The last few months have been a roller coaster of emotions. Many of us would say that living through the pandemic has felt like being in a Hollywood horror film where an unseen killer has threatened our families. We have experienced a mixture of feelings and emotions including fear, sadness, anger, frustration and anxiety. At times we have felt relief, happiness and pride. For some being a key worker has been an added stress and for some they have experienced considerable trauma. Many of us have worried about losing our jobs and have faced financial hardship. Sadly, a large number of us have experienced the worst ever pain of bereavement.
There have been some reasons to celebrate, we may have enjoyed family time and the benefits of lower levels of pollution.
Most of us have probably experienced some symptoms of anxiety in the past few months, this could include difficulties with sleeping, worrying, eating, headaches and other physical symptoms. Some of us will have resorted to negative ways of trying to cope for example by drinking more alcohol or eating too much.
As part of our mission to help you cope, emotionally and physically, we have summarised the science and have provided useful tips to help you deal with difficulties such as not sleeping well, worrying and bereavement. Although we have been thinking about the impact of living with Covid-19, adopting these habits will be helpful in our lives at any time.
Stress is a normal response to an event. The event could be something that has already happened or can be due to us worrying about it. Some typical things and situations that can cause stress include, moving a house, losing job and worrying about examination results.

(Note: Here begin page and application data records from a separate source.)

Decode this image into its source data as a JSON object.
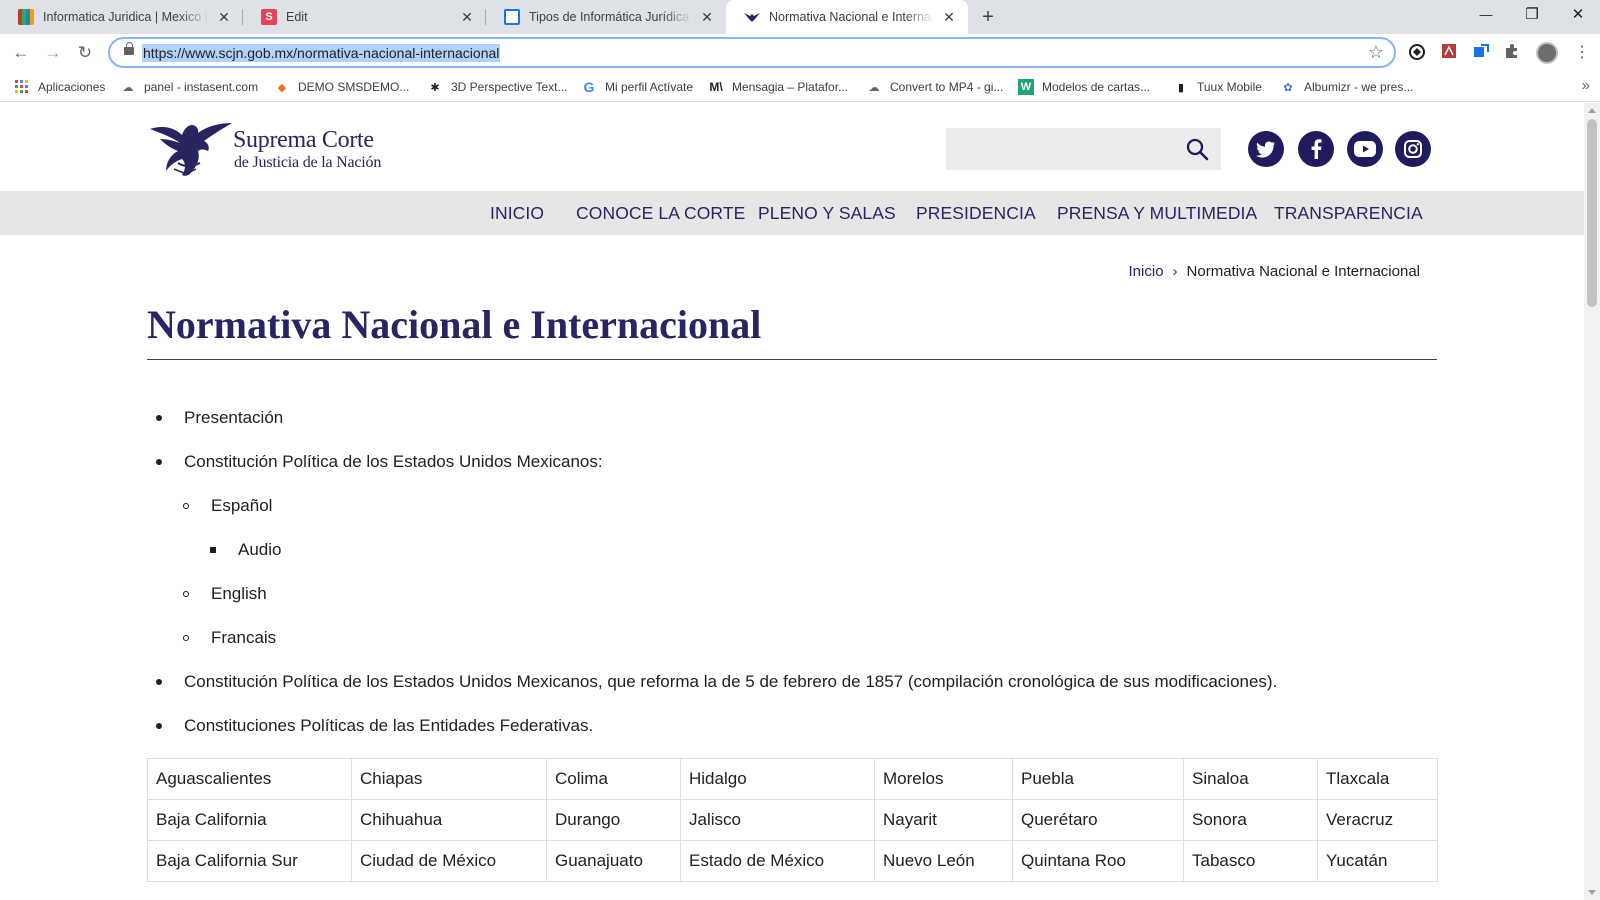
{
  "tabs": [
    {
      "title": "Informatica Juridica | Mexico | Enciclopedia Jurídica Online",
      "active": false
    },
    {
      "title": "Edit",
      "active": false
    },
    {
      "title": "Tipos de Informática Jurídica - Informática Jurídica",
      "active": false
    },
    {
      "title": "Normativa Nacional e Internacional",
      "active": true
    }
  ],
  "tab_close": "✕",
  "new_tab": "+",
  "window_controls": {
    "minimize": "—",
    "restore": "❐",
    "close": "✕"
  },
  "nav_buttons": {
    "back": "←",
    "forward": "→",
    "reload": "↻"
  },
  "address_bar": {
    "url": "https://www.scjn.gob.mx/normativa-nacional-internacional",
    "star": "☆"
  },
  "bookmarks": [
    {
      "label": "Aplicaciones",
      "icon": "apps-grid-icon"
    },
    {
      "label": "panel - instasent.com",
      "icon": "instasent-icon"
    },
    {
      "label": "DEMO SMSDEMO...",
      "icon": "sms-icon"
    },
    {
      "label": "3D Perspective Text...",
      "icon": "paw-icon"
    },
    {
      "label": "Mi perfil Actívate",
      "icon": "google-icon"
    },
    {
      "label": "Mensagia – Platafor...",
      "icon": "mensagia-icon"
    },
    {
      "label": "Convert to MP4 - gi...",
      "icon": "cloud-icon"
    },
    {
      "label": "Modelos de cartas...",
      "icon": "word-icon"
    },
    {
      "label": "Tuux Mobile",
      "icon": "tuux-icon"
    },
    {
      "label": "Albumizr - we pres...",
      "icon": "albumizr-icon"
    }
  ],
  "bookmarks_more": "»",
  "site": {
    "logo_line1": "Suprema Corte",
    "logo_line2": "de Justicia de la Nación",
    "search_placeholder": "",
    "social": [
      "twitter-icon",
      "facebook-icon",
      "youtube-icon",
      "instagram-icon"
    ],
    "menu": [
      "INICIO",
      "CONOCE LA CORTE",
      "PLENO Y SALAS",
      "PRESIDENCIA",
      "PRENSA Y MULTIMEDIA",
      "TRANSPARENCIA"
    ],
    "breadcrumb": {
      "home": "Inicio",
      "separator": "›",
      "current": "Normativa Nacional e Internacional"
    },
    "page_title": "Normativa Nacional e Internacional",
    "list": [
      {
        "text": "Presentación",
        "level": 0
      },
      {
        "text": "Constitución Política de los Estados Unidos Mexicanos:",
        "level": 0
      },
      {
        "text": "Español",
        "level": 1
      },
      {
        "text": "Audio",
        "level": 2
      },
      {
        "text": "English",
        "level": 1
      },
      {
        "text": "Francais",
        "level": 1
      },
      {
        "text": "Constitución Política de los Estados Unidos Mexicanos, que reforma la de 5 de febrero de 1857 (compilación cronológica de sus modificaciones).",
        "level": 0
      },
      {
        "text": "Constituciones Políticas de las Entidades Federativas.",
        "level": 0
      }
    ],
    "states_table": [
      [
        "Aguascalientes",
        "Chiapas",
        "Colima",
        "Hidalgo",
        "Morelos",
        "Puebla",
        "Sinaloa",
        "Tlaxcala"
      ],
      [
        "Baja California",
        "Chihuahua",
        "Durango",
        "Jalisco",
        "Nayarit",
        "Querétaro",
        "Sonora",
        "Veracruz"
      ],
      [
        "Baja California Sur",
        "Ciudad de México",
        "Guanajuato",
        "Estado de México",
        "Nuevo León",
        "Quintana Roo",
        "Tabasco",
        "Yucatán"
      ]
    ]
  },
  "colors": {
    "brand_navy": "#292563",
    "nav_bg": "#e6e6e6",
    "social_bg": "#1f1b5e",
    "url_highlight": "#b3d2fb"
  }
}
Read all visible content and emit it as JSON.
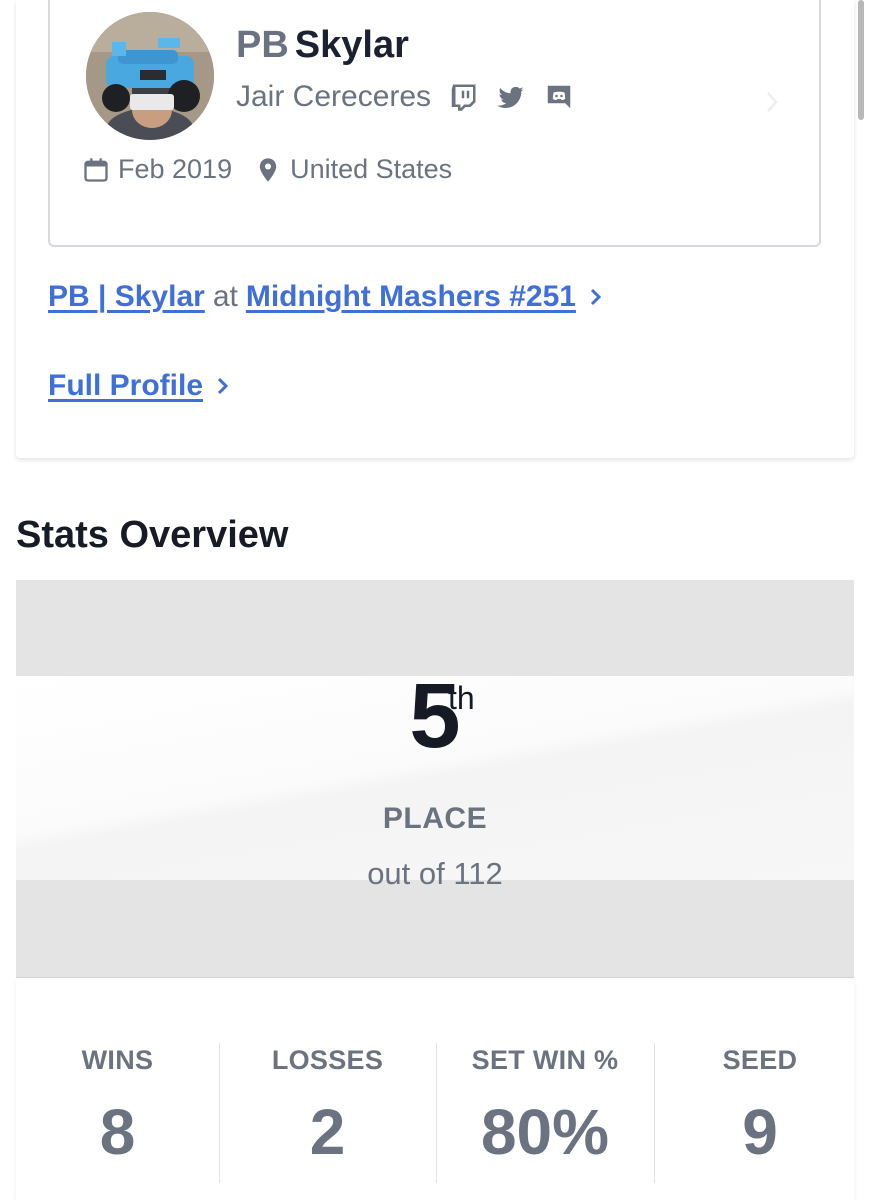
{
  "profile": {
    "prefix": "PB",
    "gamertag": "Skylar",
    "real_name": "Jair Cereceres",
    "socials": [
      "twitch-icon",
      "twitter-icon",
      "discord-icon"
    ],
    "joined": "Feb 2019",
    "location": "United States"
  },
  "links": {
    "entrant": {
      "player_label": "PB | Skylar",
      "connector": "at",
      "event_label": "Midnight Mashers #251"
    },
    "full_profile_label": "Full Profile"
  },
  "stats_overview": {
    "title": "Stats Overview",
    "placement": {
      "number": "5",
      "suffix": "th",
      "label": "PLACE",
      "out_of": "out of 112"
    },
    "items": [
      {
        "label": "WINS",
        "value": "8"
      },
      {
        "label": "LOSSES",
        "value": "2"
      },
      {
        "label": "SET WIN %",
        "value": "80%"
      },
      {
        "label": "SEED",
        "value": "9"
      }
    ]
  },
  "colors": {
    "link": "#3f6fd8",
    "muted_text": "#6b7380",
    "heading": "#161b26",
    "placement_bg": "#e4e4e4"
  }
}
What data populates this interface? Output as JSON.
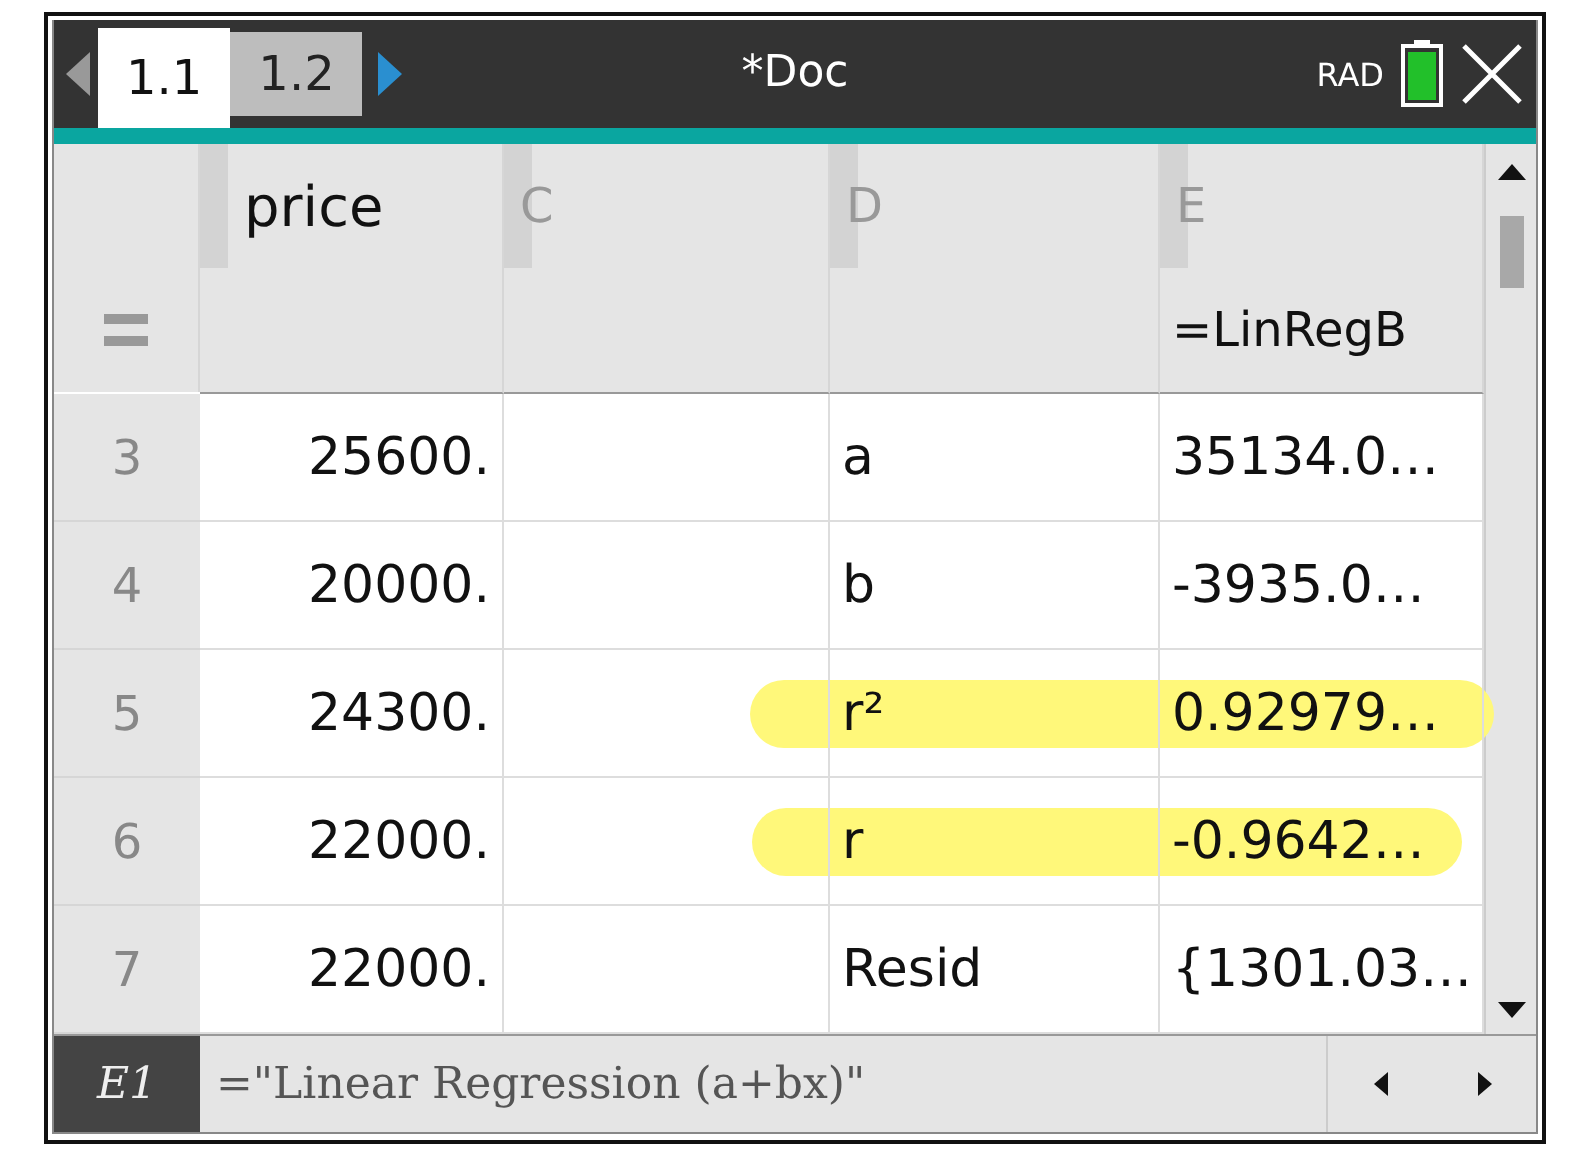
{
  "title_bar": {
    "tabs": [
      {
        "label": "1.1",
        "selected": true
      },
      {
        "label": "1.2",
        "selected": false
      }
    ],
    "document_title": "*Doc",
    "angle_mode": "RAD"
  },
  "table": {
    "columns": [
      {
        "name": "price"
      },
      {
        "letter": "C"
      },
      {
        "letter": "D"
      },
      {
        "letter": "E",
        "formula": "=LinRegB"
      }
    ],
    "rows": [
      {
        "number": "3",
        "cells": [
          "25600.",
          "",
          "a",
          "35134.0…"
        ],
        "highlighted": false
      },
      {
        "number": "4",
        "cells": [
          "20000.",
          "",
          "b",
          "-3935.0…"
        ],
        "highlighted": false
      },
      {
        "number": "5",
        "cells": [
          "24300.",
          "",
          "r²",
          "0.92979…"
        ],
        "highlighted": true
      },
      {
        "number": "6",
        "cells": [
          "22000.",
          "",
          "r",
          "-0.9642…"
        ],
        "highlighted": true
      },
      {
        "number": "7",
        "cells": [
          "22000.",
          "",
          "Resid",
          "{1301.03…"
        ],
        "highlighted": false
      }
    ]
  },
  "entry_line": {
    "cell_ref": "E1",
    "formula": "=\"Linear Regression (a+bx)\""
  }
}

Sometimes stresses that we experience are of serious consequences such as losing loved ones, serious money worries or worrying about our physical illness or our loved ones’. Our response to stress varies individually and according to different situations.
Stress can affect us both physically and mentally, and it can make us behave in certain ways. However, the way we manage stress can roughly be divided into:
- Reducing the stresses in our environment – improving one’s work/ home life balance is an example of how an individual can actively change their experiences to reduce stress.
- Improving our resilience to stressful events – not all things that are stressful can be removed from our lives. Building resilience is a very individualised process. It includes learning to recognise stresses and developing healthy coping mechanisms.
Changing to healthy patterns of behaviour overall helps us avoid becoming physically or emotionally unwell due to stress. Eating healthily, sleeping well, keeping fit and developing a positive attitude are examples of healthy patterns.
Science and evidence:
Our bodies release cortisol and adrenaline hormones in response to anxiety and stress. If stress continues, high levels of these hormones can affect our physical health. Stress can cause physical signs, such as headaches, upset stomach and tiredness. Further physical signs include – muscle tension, feeling tired, muscle tension, constipation or diarrhoea and feeling sick. Stress can affect our sleep and eating habits. Lack of sleep and poor diet can affect our physical health, which can cause further emotional stress.
Stress can affect us how we feel. Some of these feelings include – nervousness, being afraid, irritability, aggressiveness, impatience, loss of interest, worry and loneliness.
Stress can also affect how we behave. We might find it difficult to concentrate, eat too much or too little, smoke or drink more alcohol, become tearful and irritable.
Stress can cause mental health problems, such as anxiety and depression, and also make existing mental health issues worse. On the other hand, mental health problems can cause stress.
In order to reduce the impact of worries and stress, we suggest the following strategies:
- Identify what you are worrying about. Write it down.
- Identify what you can change, decide to shelf things that you can’t affect.
- Make an action plan for things you can change.
- Be kind to yourself, most of us have experienced things that would worry and upset us all. Don’t blame yourself for things that are out of your control.
- Deal with the symptoms of stress, use exercise and other forms of relaxation to reduce the systems. Try yoga or other kind exercise forms.
- Try to sleep well, see the helpful sleeping habits article.
- Eat well, avoid lots of sugar, caffeine and alcohol.
- Use this simple time limiting worrying technique. It does not work telling yourself to totally stop worrying, so take control of your worrying. Set up a worrying time. For example, each day at tea time, you can sit and worry for a limited time. Do not allow worrying outside of that time.
- Use this simple thought blocking technique. Think of a pink elephant, dancing on a tub, with an umbrella in her paw. She has a pink dress and sparkly hat. Now try and forget the image. Use an image like this when worrying to replace the thoughts outside of the worrying time.
- Boredom is stressful. Set yourself some goals, make sure you achieve even a small thing towards your goal.
- Have a treat to look forward to each week.
- Keep in touch with friends and family, use video conferencing, telephone calls, messaging and social distancing.
- Find something that you enjoy and makes you laugh.
- Spend time outdoors.
- Use simple mindfulness techniques. Read about these techniques on the net.
- Use this simple CBT technique, if you think of a negative thought about yourself replace it with a positive thought.
- If you develop symptoms of anxiety such as panic attacks seek professional help through your GP.
- And talk more often about how you feel.